[BRIEF]: Lift every line from the entries that includes the word "this".

[RECORDS]:
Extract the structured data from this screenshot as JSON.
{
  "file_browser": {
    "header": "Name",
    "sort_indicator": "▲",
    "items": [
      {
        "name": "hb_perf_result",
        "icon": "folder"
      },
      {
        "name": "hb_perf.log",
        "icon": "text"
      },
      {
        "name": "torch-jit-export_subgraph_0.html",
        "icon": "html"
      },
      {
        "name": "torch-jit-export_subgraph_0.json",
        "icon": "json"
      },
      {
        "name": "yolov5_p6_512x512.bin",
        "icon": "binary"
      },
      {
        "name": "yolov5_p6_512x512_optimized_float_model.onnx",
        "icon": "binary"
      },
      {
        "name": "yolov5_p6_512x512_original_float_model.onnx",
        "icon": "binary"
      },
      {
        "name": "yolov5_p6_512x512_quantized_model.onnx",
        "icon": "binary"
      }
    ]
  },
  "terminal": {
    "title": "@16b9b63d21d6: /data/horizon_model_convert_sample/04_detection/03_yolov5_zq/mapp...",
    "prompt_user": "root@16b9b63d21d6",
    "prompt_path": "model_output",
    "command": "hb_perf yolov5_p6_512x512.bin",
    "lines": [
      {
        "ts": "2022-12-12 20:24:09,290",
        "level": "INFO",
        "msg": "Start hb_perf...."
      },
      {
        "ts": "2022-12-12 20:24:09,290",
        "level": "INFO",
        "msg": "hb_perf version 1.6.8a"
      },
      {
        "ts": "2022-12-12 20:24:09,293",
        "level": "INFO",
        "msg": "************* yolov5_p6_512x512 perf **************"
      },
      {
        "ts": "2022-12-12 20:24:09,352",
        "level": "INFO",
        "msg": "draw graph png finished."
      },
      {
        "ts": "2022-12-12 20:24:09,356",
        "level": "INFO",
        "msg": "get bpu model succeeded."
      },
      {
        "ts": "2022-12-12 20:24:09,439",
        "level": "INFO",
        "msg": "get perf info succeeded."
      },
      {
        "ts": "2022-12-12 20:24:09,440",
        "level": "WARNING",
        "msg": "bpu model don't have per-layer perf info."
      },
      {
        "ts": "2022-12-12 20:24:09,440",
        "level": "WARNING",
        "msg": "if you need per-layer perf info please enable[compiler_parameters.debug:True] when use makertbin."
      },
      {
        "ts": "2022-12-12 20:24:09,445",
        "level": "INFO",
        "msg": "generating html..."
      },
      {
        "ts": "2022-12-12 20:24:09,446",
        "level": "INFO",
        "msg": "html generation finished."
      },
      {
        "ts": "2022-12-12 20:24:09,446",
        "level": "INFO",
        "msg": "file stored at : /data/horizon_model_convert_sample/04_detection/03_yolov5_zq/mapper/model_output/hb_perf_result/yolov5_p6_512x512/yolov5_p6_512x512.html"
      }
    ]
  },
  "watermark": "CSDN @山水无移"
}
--
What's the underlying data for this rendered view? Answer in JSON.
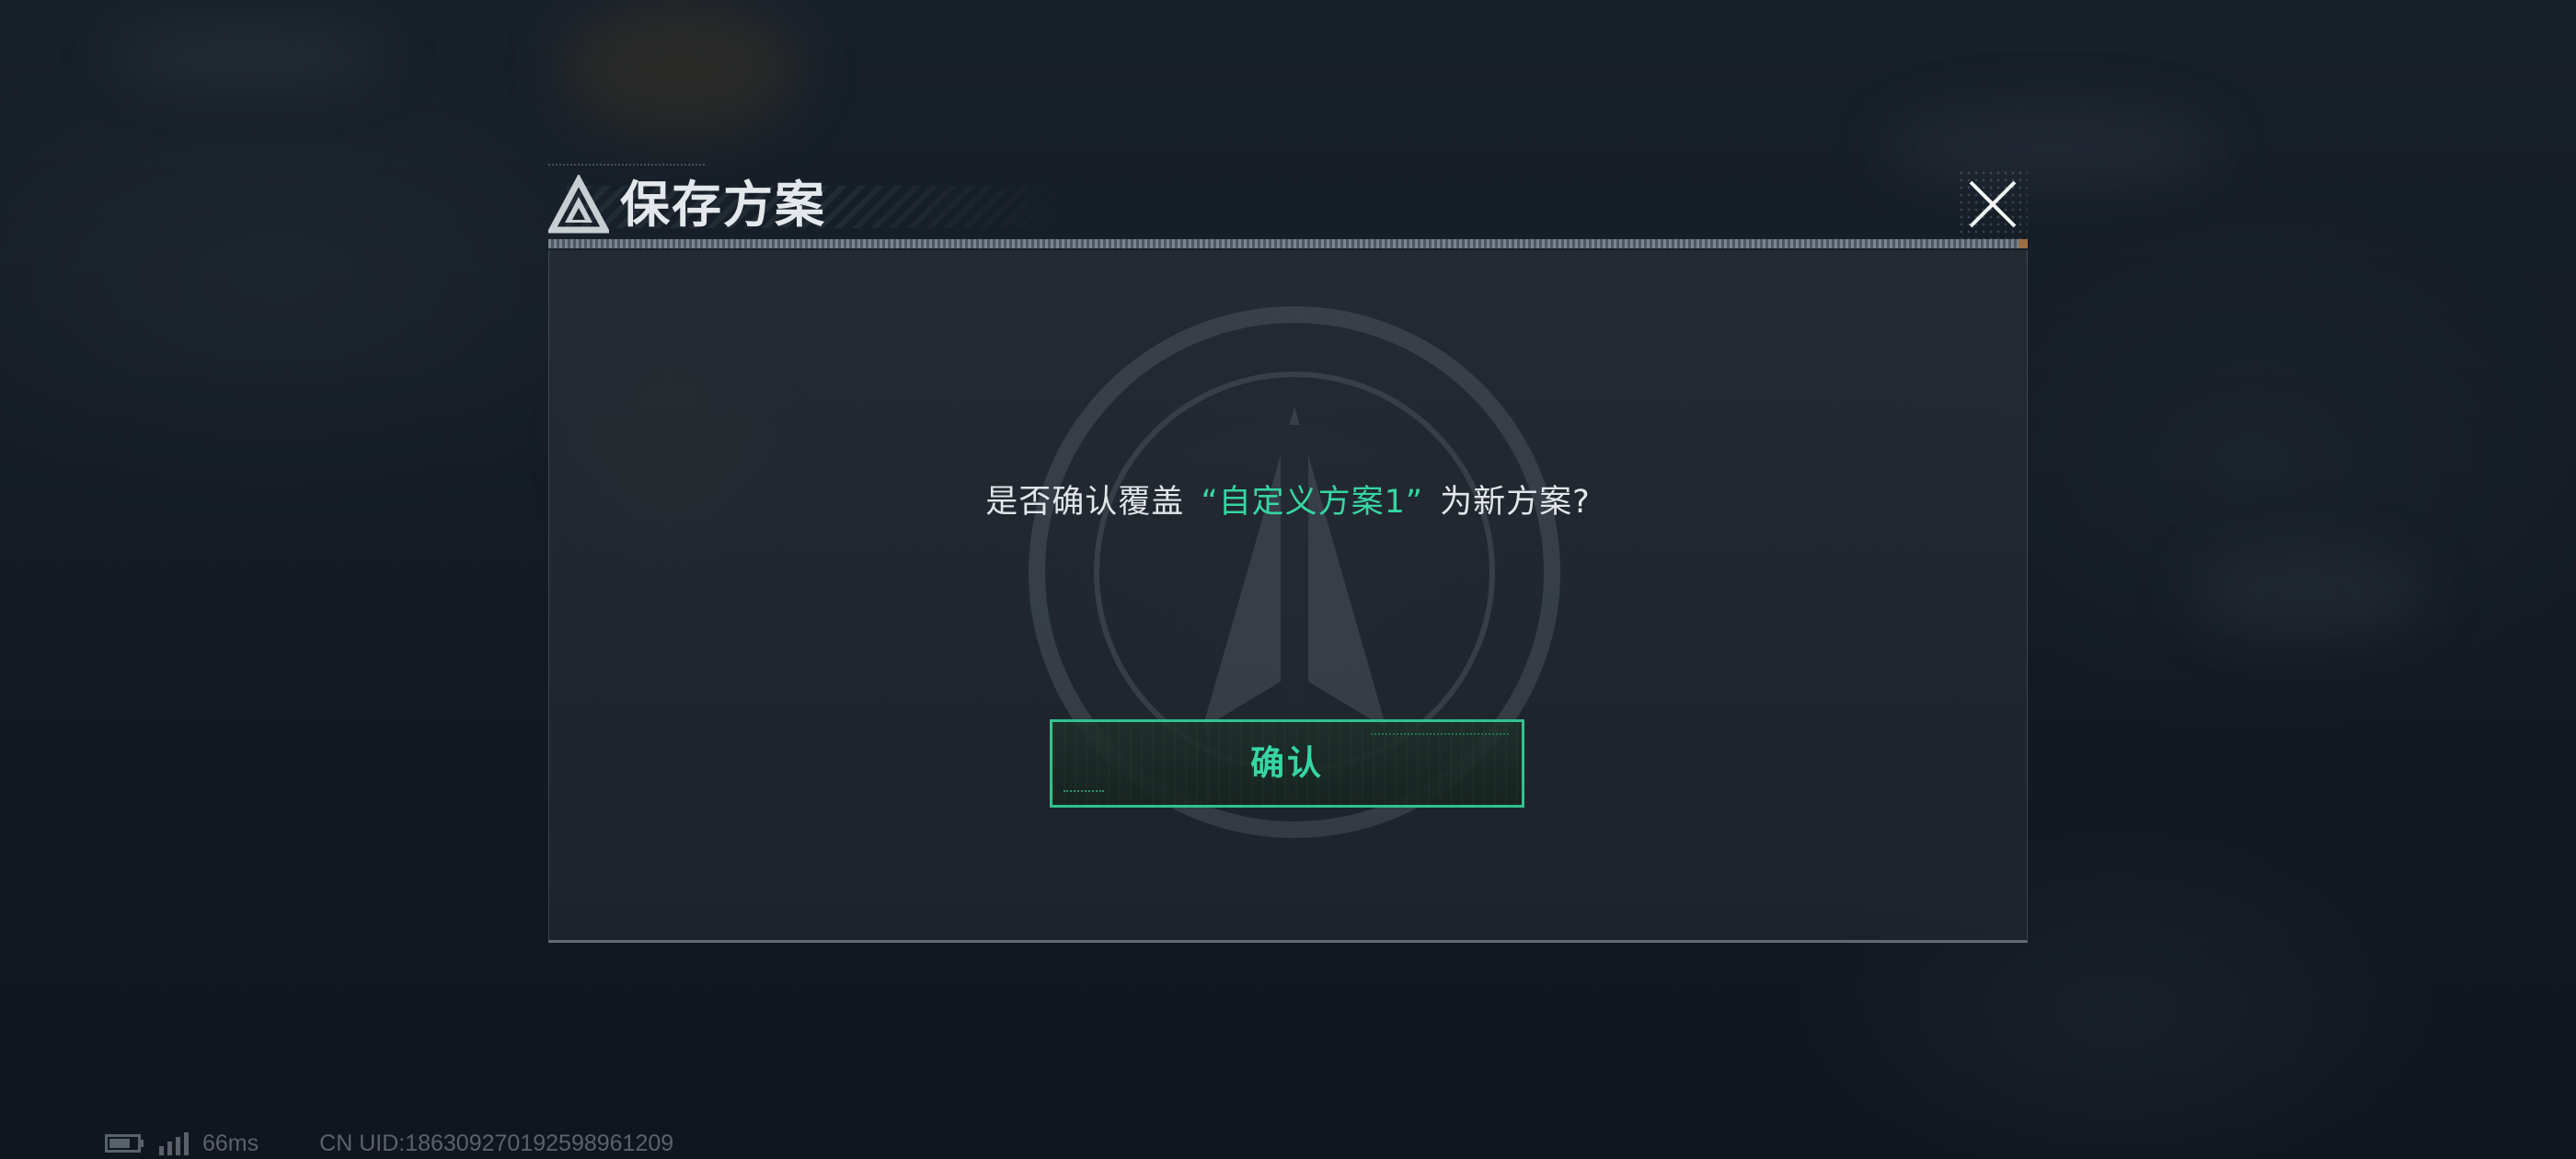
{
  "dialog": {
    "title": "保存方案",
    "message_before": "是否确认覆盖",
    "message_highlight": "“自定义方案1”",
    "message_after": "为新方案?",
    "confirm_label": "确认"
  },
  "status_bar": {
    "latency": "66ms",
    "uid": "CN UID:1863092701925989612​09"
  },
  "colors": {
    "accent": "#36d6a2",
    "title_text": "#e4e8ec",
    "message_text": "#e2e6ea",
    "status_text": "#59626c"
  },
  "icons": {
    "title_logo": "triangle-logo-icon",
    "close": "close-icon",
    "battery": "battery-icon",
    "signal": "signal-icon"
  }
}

[OUTPUT OF THE EXERCISE]:
Extract the structured data from this screenshot as JSON.
What's the underlying data for this rendered view? Answer in JSON.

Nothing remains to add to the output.